By the time the vine is 20- to 30-years-old, it has reached maturity, and its flavor profile is more consistent and predictable for a winegrower, despite the climate conditions that will alter its expression vintage-to-vintage. From this point of maturity, a grapevine’s vigor will decline for decades, plateauing when the vine is around 50-years-old. Because vigor directly translates to the volume of wine produced, many farmers will tear out their aging vines to maintain a higher-yielding vineyard. Others savor the unique, extracted flavor and historic value that comes from these faithful old vines.

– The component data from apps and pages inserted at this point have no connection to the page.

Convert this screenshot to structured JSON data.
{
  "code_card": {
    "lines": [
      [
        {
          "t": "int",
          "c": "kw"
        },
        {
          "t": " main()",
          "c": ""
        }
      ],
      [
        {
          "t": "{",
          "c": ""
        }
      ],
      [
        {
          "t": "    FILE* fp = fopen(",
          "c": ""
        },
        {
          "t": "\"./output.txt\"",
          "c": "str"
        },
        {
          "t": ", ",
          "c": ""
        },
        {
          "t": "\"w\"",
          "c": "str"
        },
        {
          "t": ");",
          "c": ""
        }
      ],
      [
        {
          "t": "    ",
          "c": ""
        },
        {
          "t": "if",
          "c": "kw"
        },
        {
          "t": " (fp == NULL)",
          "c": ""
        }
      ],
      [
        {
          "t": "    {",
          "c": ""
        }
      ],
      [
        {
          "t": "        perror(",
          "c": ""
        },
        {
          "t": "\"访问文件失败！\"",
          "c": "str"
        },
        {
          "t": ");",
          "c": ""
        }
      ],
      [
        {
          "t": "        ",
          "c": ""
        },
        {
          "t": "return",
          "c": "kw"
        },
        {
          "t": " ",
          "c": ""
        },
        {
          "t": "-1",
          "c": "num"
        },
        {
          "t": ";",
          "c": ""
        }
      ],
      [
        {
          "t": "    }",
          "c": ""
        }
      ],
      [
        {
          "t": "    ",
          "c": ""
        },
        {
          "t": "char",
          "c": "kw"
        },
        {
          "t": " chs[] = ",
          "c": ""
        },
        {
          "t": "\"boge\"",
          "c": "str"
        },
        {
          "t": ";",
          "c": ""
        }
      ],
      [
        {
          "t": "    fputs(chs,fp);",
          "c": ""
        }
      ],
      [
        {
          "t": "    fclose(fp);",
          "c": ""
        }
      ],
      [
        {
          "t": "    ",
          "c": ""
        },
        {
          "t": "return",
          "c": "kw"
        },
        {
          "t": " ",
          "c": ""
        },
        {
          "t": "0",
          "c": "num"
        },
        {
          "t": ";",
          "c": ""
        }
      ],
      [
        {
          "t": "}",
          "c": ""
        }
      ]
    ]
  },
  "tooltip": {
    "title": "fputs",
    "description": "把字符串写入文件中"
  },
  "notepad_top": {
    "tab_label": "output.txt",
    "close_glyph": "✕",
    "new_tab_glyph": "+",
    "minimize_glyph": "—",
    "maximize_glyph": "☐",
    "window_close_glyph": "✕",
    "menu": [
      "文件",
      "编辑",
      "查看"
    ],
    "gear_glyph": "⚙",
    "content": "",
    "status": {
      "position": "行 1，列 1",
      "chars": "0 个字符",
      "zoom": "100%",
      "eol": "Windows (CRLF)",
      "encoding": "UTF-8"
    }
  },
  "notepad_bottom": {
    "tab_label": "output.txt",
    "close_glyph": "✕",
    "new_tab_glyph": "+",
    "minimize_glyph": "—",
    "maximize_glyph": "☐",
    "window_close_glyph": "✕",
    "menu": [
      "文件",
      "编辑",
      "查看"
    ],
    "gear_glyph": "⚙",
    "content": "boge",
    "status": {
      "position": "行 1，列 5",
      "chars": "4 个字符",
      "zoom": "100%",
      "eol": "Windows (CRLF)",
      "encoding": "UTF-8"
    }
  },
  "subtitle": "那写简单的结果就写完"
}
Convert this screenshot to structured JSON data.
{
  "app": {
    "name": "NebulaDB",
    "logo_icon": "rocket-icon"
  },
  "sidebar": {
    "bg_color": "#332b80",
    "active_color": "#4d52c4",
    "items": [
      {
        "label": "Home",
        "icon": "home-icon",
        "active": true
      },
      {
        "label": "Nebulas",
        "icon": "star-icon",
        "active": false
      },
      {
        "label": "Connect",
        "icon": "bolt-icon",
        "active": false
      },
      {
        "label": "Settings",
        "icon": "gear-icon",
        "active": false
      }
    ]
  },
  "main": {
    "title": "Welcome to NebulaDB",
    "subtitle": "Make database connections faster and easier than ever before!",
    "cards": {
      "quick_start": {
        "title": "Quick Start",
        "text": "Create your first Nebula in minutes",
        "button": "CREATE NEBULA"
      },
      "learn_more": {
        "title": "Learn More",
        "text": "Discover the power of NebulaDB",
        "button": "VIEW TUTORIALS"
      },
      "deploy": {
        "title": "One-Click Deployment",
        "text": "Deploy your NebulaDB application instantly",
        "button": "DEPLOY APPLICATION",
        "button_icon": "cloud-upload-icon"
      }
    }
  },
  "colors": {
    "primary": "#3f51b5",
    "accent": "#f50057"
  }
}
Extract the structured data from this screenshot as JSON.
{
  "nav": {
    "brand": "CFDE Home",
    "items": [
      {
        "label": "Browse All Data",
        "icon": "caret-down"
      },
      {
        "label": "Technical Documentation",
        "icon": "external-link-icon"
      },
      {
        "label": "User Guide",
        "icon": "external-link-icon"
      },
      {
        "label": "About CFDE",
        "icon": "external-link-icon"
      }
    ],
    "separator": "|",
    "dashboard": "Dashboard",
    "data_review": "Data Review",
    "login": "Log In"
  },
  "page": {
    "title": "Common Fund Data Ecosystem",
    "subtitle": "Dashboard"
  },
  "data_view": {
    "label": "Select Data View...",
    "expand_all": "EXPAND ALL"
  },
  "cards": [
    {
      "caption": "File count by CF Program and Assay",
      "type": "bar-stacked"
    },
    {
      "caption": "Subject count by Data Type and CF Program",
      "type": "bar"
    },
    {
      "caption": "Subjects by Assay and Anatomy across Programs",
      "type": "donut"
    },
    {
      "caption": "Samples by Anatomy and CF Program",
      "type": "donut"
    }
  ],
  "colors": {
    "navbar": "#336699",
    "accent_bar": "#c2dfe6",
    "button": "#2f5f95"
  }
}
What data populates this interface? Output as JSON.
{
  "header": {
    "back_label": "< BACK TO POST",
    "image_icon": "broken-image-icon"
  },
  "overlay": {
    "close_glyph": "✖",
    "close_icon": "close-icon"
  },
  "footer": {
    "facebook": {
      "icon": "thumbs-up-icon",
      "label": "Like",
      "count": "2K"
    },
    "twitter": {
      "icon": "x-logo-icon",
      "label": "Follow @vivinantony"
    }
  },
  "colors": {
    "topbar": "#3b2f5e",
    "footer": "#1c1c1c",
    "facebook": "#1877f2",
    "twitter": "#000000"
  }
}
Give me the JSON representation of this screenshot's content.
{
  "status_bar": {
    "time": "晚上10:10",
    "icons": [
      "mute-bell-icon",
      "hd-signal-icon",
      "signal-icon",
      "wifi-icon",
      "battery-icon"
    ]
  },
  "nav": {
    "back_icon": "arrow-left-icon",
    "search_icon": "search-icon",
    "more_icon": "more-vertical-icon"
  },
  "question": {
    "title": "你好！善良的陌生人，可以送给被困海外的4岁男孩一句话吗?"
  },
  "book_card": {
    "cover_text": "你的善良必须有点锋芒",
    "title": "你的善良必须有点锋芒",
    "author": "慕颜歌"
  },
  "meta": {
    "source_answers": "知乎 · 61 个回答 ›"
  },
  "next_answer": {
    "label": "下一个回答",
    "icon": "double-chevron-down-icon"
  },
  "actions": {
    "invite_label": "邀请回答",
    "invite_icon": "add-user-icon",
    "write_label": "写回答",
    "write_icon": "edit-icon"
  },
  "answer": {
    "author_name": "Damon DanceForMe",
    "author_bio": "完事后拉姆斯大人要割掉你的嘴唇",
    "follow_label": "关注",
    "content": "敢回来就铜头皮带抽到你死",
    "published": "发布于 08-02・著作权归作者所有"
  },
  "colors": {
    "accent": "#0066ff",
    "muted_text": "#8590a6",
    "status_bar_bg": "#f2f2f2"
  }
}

After about age 50, a zinfandel vine is considered “old,” but at 50, zin may not yet be half-way through its life. In Dry Creek Valley, you will find vineyards with vines that are more than 120-years-old!